If you start working for yourself, you’re classed as a sole trader. This means you’re self-employed - even if you haven’t yet told HM Revenue and Customs (HMRC).
Running a business
You’re probably self-employed if you:
run your business for yourself and take responsibility for its success or failure
have several customers at the same time
can decide how, where and when you do your work
can hire other people at your own expense to help you or to do the work for you
provide the main items of equipment to do your work
are responsible for finishing any unsatisfactory work in your own time
charge an agreed fixed price for your work
sell goods or services to make a profit
Many of these also apply if you own a limited company but you’re not classed as self-employed by HMRC. Instead you’re both an owner and employee of your company.
You can be both employed and self-employed at the same time, for example if you work for an employer during the day and run your own business in the evenings.
You can check whether you’re self-employed:
Selling goods or services
You could be classed as a trader if you sell goods or services. If you’re trading, you’re self-employed.
You’re likely to be trading if you:
sell regularly to make a profit
make items to sell for profit
sell items on a regular basis, either online, at car boot sales or through classified adverts
earn commission from selling goods for other people
are paid for a service you provide
If you only occasionally sell items or rent out property (for example through auction websites or short-term rental apps), check if you need to tell HMRC about this income.

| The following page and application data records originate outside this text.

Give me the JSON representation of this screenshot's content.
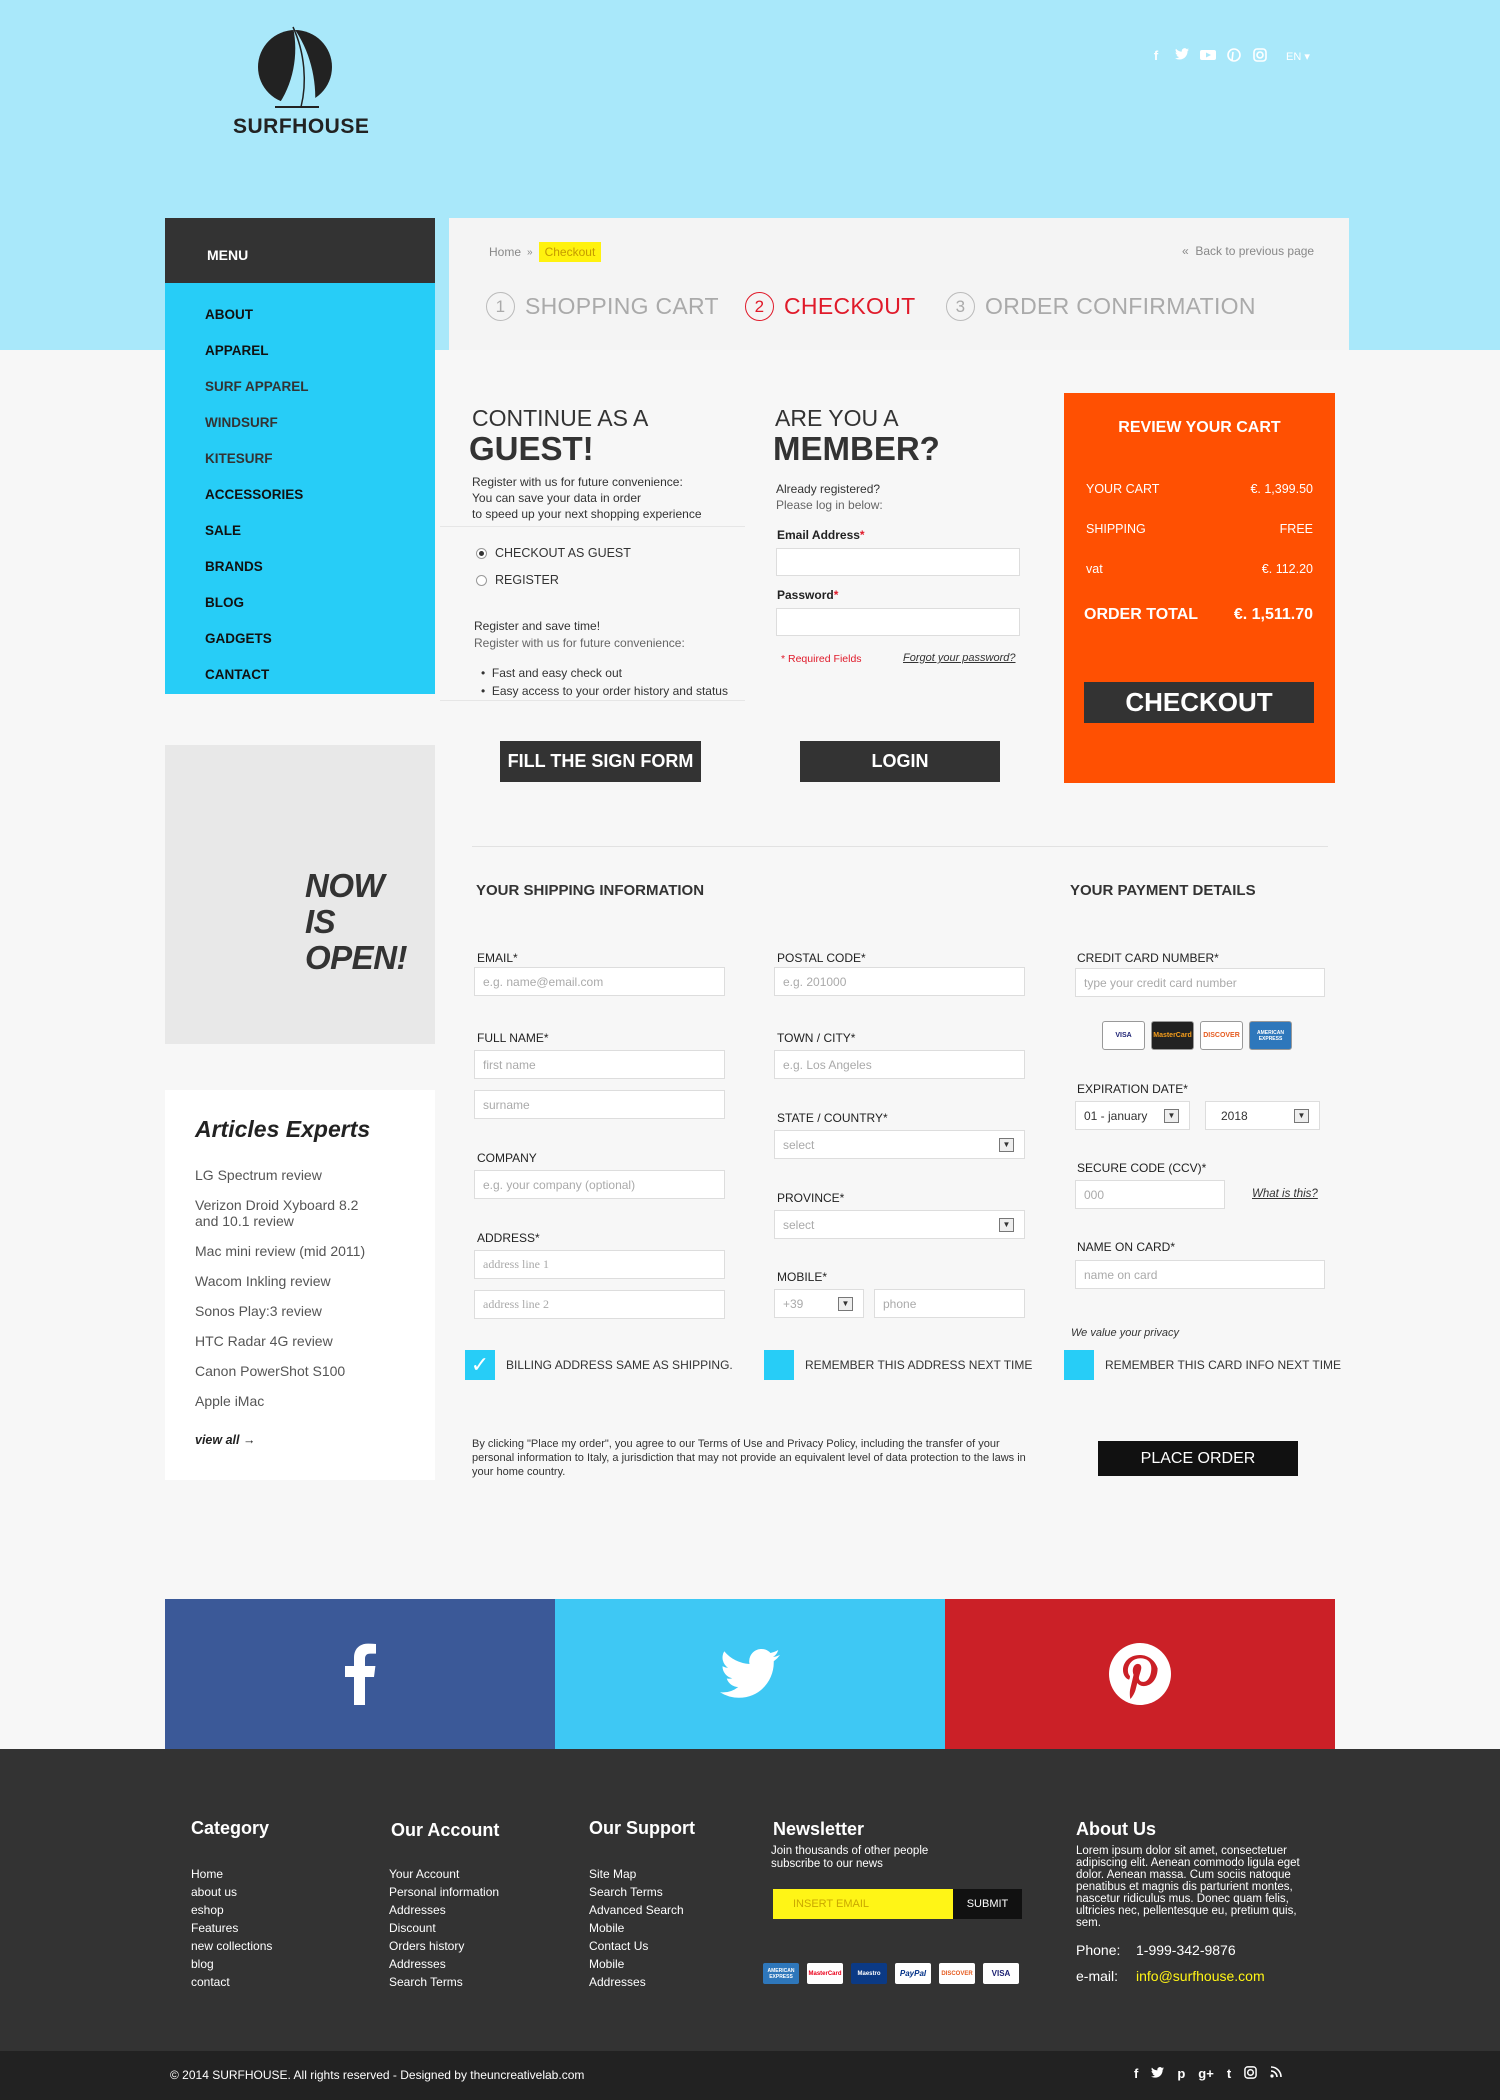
{
  "brand": {
    "name": "SURFHOUSE"
  },
  "header": {
    "social": [
      "f",
      "t",
      "yt",
      "p",
      "ig"
    ],
    "lang": "EN"
  },
  "menu": {
    "title": "MENU",
    "items": [
      "ABOUT",
      "APPAREL",
      "SURF APPAREL",
      "WINDSURF",
      "KITESURF",
      "ACCESSORIES",
      "SALE",
      "BRANDS",
      "BLOG",
      "GADGETS",
      "CANTACT"
    ]
  },
  "promo": {
    "line1": "NOW",
    "line2": "IS",
    "line3": "OPEN!"
  },
  "articles": {
    "title": "Articles Experts",
    "items": [
      "LG Spectrum review",
      "Verizon Droid Xyboard 8.2 and 10.1 review",
      "Mac mini review (mid 2011)",
      "Wacom Inkling review",
      "Sonos Play:3 review",
      "HTC Radar 4G review",
      "Canon PowerShot S100",
      "Apple iMac"
    ],
    "view_all": "view all →"
  },
  "breadcrumb": {
    "home": "Home",
    "sep": "»",
    "current": "Checkout"
  },
  "back_link": "Back to previous page",
  "steps": [
    {
      "num": "1",
      "label": "SHOPPING CART"
    },
    {
      "num": "2",
      "label": "CHECKOUT"
    },
    {
      "num": "3",
      "label": "ORDER CONFIRMATION"
    }
  ],
  "guest": {
    "title_small": "CONTINUE AS A",
    "title_big": "GUEST!",
    "desc1": "Register with us for future convenience:",
    "desc2": "You can save your data in order",
    "desc3": "to speed up your next shopping experience",
    "opt_guest": "CHECKOUT AS GUEST",
    "opt_register": "REGISTER",
    "save_title": "Register and save time!",
    "save_desc": "Register with us for future convenience:",
    "bullet1": "Fast and easy check out",
    "bullet2": "Easy access to your order history and status",
    "button": "FILL THE SIGN FORM"
  },
  "member": {
    "title_small": "ARE YOU A",
    "title_big": "MEMBER?",
    "desc1": "Already registered?",
    "desc2": "Please log in below:",
    "email_label": "Email Address",
    "password_label": "Password",
    "required_note": "* Required Fields",
    "forgot": "Forgot your password?",
    "button": "LOGIN"
  },
  "cart": {
    "title": "REVIEW YOUR CART",
    "your_cart_label": "YOUR CART",
    "your_cart_value": "€. 1,399.50",
    "shipping_label": "SHIPPING",
    "shipping_value": "FREE",
    "vat_label": "vat",
    "vat_value": "€. 112.20",
    "total_label": "ORDER TOTAL",
    "total_value": "€. 1,511.70",
    "button": "CHECKOUT"
  },
  "shipping": {
    "title": "YOUR SHIPPING INFORMATION",
    "email_label": "EMAIL*",
    "email_ph": "e.g. name@email.com",
    "fullname_label": "FULL NAME*",
    "first_ph": "first name",
    "sur_ph": "surname",
    "company_label": "COMPANY",
    "company_ph": "e.g. your company (optional)",
    "address_label": "ADDRESS*",
    "addr1_ph": "address line 1",
    "addr2_ph": "address line 2",
    "postal_label": "POSTAL CODE*",
    "postal_ph": "e.g. 201000",
    "town_label": "TOWN / CITY*",
    "town_ph": "e.g. Los Angeles",
    "state_label": "STATE / COUNTRY*",
    "state_value": "select",
    "province_label": "PROVINCE*",
    "province_value": "select",
    "mobile_label": "MOBILE*",
    "prefix_value": "+39",
    "phone_ph": "phone",
    "billing_same": "BILLING ADDRESS SAME AS SHIPPING.",
    "remember_address": "REMEMBER THIS ADDRESS NEXT TIME"
  },
  "payment": {
    "title": "YOUR PAYMENT DETAILS",
    "cc_label": "CREDIT CARD NUMBER*",
    "cc_ph": "type your credit card number",
    "cards": [
      "VISA",
      "MasterCard",
      "DISCOVER",
      "AMERICAN EXPRESS"
    ],
    "exp_label": "EXPIRATION DATE*",
    "month_value": "01 - january",
    "year_value": "2018",
    "ccv_label": "SECURE CODE (CCV)*",
    "ccv_ph": "000",
    "what_is_this": "What is this?",
    "name_label": "NAME ON CARD*",
    "name_ph": "name on card",
    "privacy": "We value your privacy",
    "remember_card": "REMEMBER THIS CARD INFO NEXT TIME"
  },
  "terms": "By clicking \"Place my order\", you agree to our Terms of Use and Privacy Policy, including the transfer of your personal information to Italy, a jurisdiction that may not provide an equivalent level of data protection to the laws in your home country.",
  "place_order": "PLACE ORDER",
  "social_band": {
    "facebook_color": "#3b5998",
    "twitter_color": "#3ec8f4",
    "pinterest_color": "#cb2027"
  },
  "footer": {
    "category": {
      "title": "Category",
      "links": [
        "Home",
        "about us",
        "eshop",
        "Features",
        "new collections",
        "blog",
        "contact"
      ]
    },
    "account": {
      "title": "Our Account",
      "links": [
        "Your Account",
        "Personal information",
        "Addresses",
        "Discount",
        "Orders history",
        "Addresses",
        "Search Terms"
      ]
    },
    "support": {
      "title": "Our Support",
      "links": [
        "Site Map",
        "Search Terms",
        "Advanced Search",
        "Mobile",
        "Contact Us",
        "Mobile",
        "Addresses"
      ]
    },
    "newsletter": {
      "title": "Newsletter",
      "desc": "Join thousands of other people subscribe to our news",
      "ph": "INSERT EMAIL",
      "button": "SUBMIT",
      "payments": [
        "AMERICAN EXPRESS",
        "MasterCard",
        "Maestro",
        "PayPal",
        "DISCOVER",
        "VISA"
      ]
    },
    "about": {
      "title": "About Us",
      "text": "Lorem ipsum dolor sit amet, consectetuer adipiscing elit. Aenean commodo ligula eget dolor. Aenean massa. Cum sociis natoque penatibus et magnis dis parturient montes, nascetur ridiculus mus. Donec quam felis, ultricies nec, pellentesque eu, pretium quis, sem.",
      "phone_label": "Phone:",
      "phone": "1-999-342-9876",
      "email_label": "e-mail:",
      "email": "info@surfhouse.com"
    },
    "copyright": "© 2014  SURFHOUSE. All rights reserved - Designed by theuncreativelab.com",
    "bottom_social": [
      "f",
      "t",
      "p",
      "g+",
      "t",
      "ig",
      "rss"
    ]
  }
}
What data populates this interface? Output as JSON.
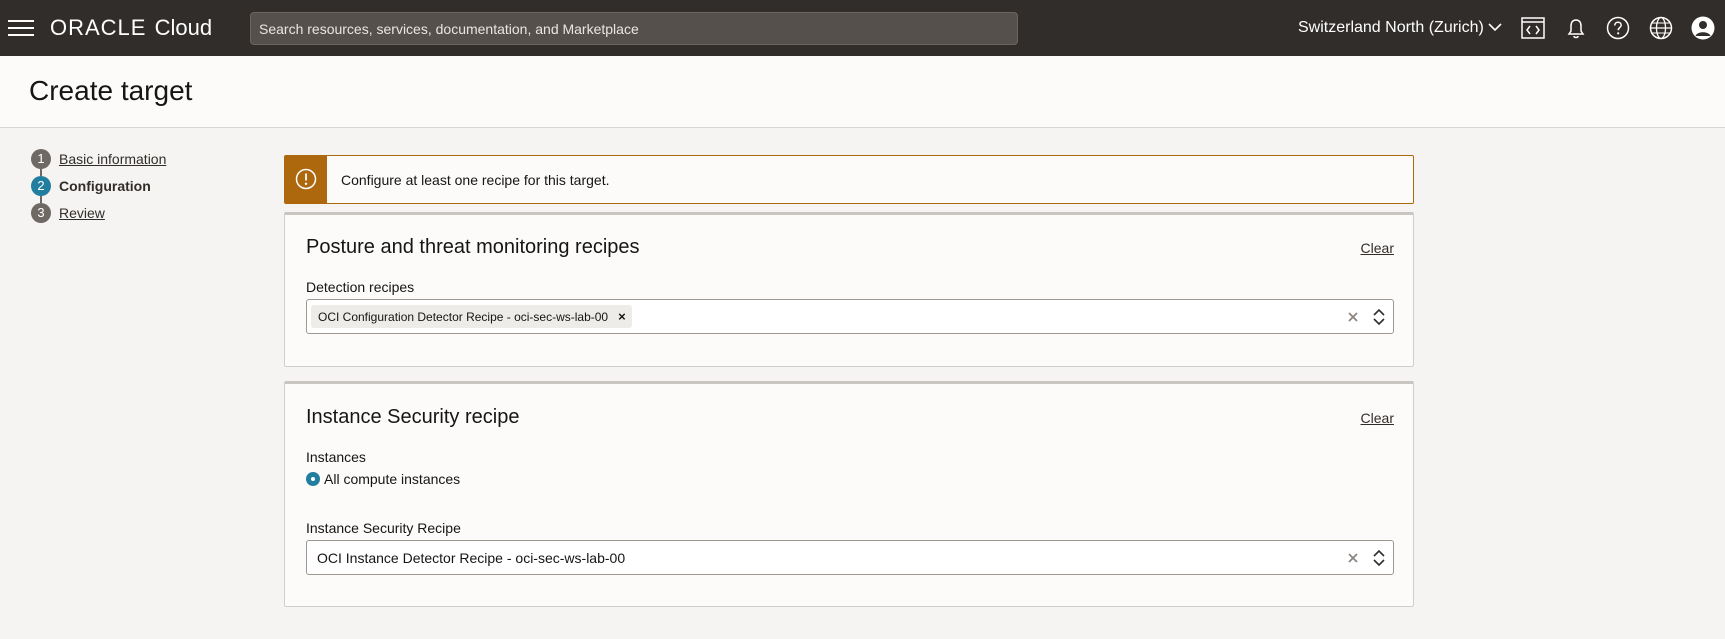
{
  "topbar": {
    "logo_brand": "ORACLE",
    "logo_product": "Cloud",
    "search_placeholder": "Search resources, services, documentation, and Marketplace",
    "region": "Switzerland North (Zurich)",
    "icons": [
      "hamburger-icon",
      "chevron-down-icon",
      "code-editor-icon",
      "bell-icon",
      "help-icon",
      "globe-icon",
      "user-avatar-icon"
    ]
  },
  "page": {
    "title": "Create target"
  },
  "steps": [
    {
      "number": "1",
      "label": "Basic information",
      "state": "link"
    },
    {
      "number": "2",
      "label": "Configuration",
      "state": "active"
    },
    {
      "number": "3",
      "label": "Review",
      "state": "link"
    }
  ],
  "alert": {
    "icon": "warning-icon",
    "message": "Configure at least one recipe for this target."
  },
  "posture_panel": {
    "title": "Posture and threat monitoring recipes",
    "clear_label": "Clear",
    "field_label": "Detection recipes",
    "chips": [
      {
        "label": "OCI Configuration Detector Recipe - oci-sec-ws-lab-00",
        "remove": "×"
      }
    ]
  },
  "instance_panel": {
    "title": "Instance Security recipe",
    "clear_label": "Clear",
    "instances_label": "Instances",
    "instances_option": "All compute instances",
    "recipe_label": "Instance Security Recipe",
    "recipe_value": "OCI Instance Detector Recipe - oci-sec-ws-lab-00"
  },
  "colors": {
    "topbar_bg": "#312d2a",
    "warning": "#ad670d",
    "active_step": "#227e9e",
    "page_bg": "#f5f4f2"
  }
}
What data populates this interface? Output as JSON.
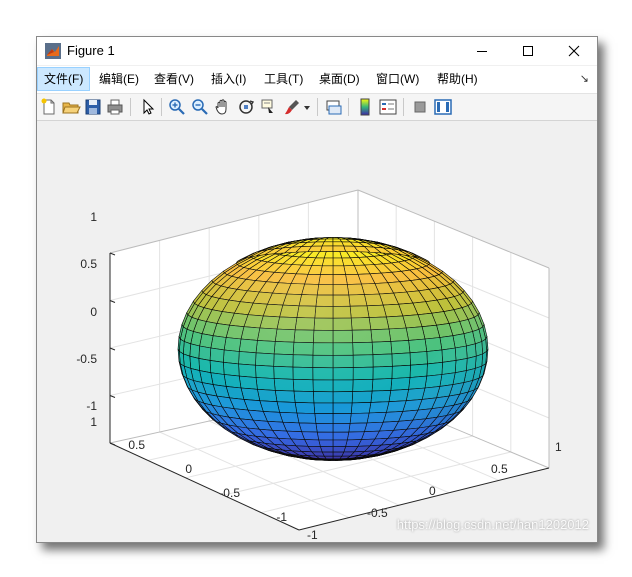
{
  "window": {
    "title": "Figure 1"
  },
  "menu": {
    "items": [
      "文件(F)",
      "编辑(E)",
      "查看(V)",
      "插入(I)",
      "工具(T)",
      "桌面(D)",
      "窗口(W)",
      "帮助(H)"
    ],
    "active_index": 0
  },
  "toolbar": {
    "icons": [
      "new-figure-icon",
      "open-file-icon",
      "save-icon",
      "print-icon",
      "select-arrow-icon",
      "zoom-in-icon",
      "zoom-out-icon",
      "pan-hand-icon",
      "rotate-3d-icon",
      "data-cursor-icon",
      "brush-icon",
      "brush-dropdown-icon",
      "link-plot-icon",
      "colorbar-icon",
      "legend-icon",
      "hide-plot-tools-icon",
      "show-plot-tools-icon"
    ]
  },
  "axes": {
    "z_ticks": [
      "1",
      "0.5",
      "0",
      "-0.5",
      "-1"
    ],
    "y_ticks": [
      "1",
      "0.5",
      "0",
      "-0.5",
      "-1"
    ],
    "x_ticks": [
      "1",
      "0.5",
      "0",
      "-0.5",
      "-1"
    ]
  },
  "plot": {
    "type": "surface",
    "shape": "ellipsoid",
    "colormap": "parula",
    "edge_color": "#000000"
  },
  "watermark": "https://blog.csdn.net/han1202012"
}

Contact HMRC for advice if you’re not sure whether you’re trading.
Registering as self-employed
If you’re self-employed, you may need to set up as a sole trader.